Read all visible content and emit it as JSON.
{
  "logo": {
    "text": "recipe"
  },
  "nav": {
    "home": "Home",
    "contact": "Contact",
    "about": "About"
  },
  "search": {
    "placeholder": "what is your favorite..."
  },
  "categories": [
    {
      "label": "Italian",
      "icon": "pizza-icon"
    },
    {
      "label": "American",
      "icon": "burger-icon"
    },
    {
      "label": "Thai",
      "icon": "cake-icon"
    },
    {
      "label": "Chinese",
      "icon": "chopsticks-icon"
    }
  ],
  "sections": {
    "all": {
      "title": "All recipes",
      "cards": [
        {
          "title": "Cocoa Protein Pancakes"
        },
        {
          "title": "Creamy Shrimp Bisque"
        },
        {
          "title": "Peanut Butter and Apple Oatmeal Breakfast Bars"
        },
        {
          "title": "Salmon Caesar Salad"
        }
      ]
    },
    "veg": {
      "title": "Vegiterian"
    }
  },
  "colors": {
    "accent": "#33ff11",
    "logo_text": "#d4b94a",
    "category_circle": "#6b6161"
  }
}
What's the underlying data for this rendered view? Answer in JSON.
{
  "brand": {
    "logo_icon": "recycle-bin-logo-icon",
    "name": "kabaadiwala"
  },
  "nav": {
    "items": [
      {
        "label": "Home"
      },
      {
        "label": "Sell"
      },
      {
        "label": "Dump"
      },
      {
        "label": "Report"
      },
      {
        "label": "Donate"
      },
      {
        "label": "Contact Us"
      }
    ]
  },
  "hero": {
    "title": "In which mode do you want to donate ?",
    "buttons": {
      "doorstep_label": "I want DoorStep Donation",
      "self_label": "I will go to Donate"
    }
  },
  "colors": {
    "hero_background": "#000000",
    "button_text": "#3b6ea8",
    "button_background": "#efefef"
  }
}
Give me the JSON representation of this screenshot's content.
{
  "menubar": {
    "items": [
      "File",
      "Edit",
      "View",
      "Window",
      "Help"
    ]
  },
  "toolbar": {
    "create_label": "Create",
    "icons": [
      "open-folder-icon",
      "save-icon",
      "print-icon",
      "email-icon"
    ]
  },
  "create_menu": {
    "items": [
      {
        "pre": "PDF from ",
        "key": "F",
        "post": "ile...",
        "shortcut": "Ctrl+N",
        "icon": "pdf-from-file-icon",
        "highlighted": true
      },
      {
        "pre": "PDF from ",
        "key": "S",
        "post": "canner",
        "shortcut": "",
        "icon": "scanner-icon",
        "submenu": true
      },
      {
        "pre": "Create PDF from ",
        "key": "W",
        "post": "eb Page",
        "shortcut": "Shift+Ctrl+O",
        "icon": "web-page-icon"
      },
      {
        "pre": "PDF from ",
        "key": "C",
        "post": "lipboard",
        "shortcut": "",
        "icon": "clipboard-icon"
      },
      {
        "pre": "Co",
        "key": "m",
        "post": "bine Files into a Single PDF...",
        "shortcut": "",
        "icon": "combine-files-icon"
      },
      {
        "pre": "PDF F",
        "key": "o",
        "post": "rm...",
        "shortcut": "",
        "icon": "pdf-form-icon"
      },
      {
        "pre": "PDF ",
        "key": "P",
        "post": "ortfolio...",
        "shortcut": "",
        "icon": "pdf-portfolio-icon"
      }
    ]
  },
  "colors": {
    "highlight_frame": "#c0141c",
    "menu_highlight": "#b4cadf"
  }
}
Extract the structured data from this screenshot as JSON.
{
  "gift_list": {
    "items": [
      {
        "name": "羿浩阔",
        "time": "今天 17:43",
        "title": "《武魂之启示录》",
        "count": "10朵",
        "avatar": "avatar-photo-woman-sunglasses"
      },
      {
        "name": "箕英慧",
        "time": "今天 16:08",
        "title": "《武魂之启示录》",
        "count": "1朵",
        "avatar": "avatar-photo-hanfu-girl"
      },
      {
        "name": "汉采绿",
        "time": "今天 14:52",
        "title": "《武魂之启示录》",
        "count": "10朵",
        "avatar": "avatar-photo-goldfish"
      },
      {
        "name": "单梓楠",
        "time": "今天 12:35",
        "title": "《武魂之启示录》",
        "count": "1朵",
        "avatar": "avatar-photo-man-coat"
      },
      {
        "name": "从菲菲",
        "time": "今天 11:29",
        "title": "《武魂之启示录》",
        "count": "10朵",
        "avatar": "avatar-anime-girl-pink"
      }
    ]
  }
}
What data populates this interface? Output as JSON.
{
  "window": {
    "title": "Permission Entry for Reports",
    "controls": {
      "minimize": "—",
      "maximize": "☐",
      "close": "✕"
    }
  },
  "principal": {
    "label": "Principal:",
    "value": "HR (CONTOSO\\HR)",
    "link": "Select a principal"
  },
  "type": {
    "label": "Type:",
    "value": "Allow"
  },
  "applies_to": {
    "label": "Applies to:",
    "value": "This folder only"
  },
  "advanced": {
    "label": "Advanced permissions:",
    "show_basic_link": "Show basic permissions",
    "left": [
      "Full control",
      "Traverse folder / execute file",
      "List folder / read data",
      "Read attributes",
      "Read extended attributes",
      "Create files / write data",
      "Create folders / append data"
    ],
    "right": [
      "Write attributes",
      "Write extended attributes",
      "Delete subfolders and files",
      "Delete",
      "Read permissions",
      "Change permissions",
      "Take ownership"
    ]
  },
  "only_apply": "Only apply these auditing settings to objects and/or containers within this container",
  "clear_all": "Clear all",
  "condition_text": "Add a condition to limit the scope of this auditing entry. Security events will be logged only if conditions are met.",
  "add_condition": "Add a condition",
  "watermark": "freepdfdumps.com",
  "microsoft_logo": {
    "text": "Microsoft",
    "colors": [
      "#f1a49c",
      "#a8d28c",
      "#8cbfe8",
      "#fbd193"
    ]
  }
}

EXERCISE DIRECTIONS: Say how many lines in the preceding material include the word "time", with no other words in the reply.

RESPONSE TO THE EXERCISE: 5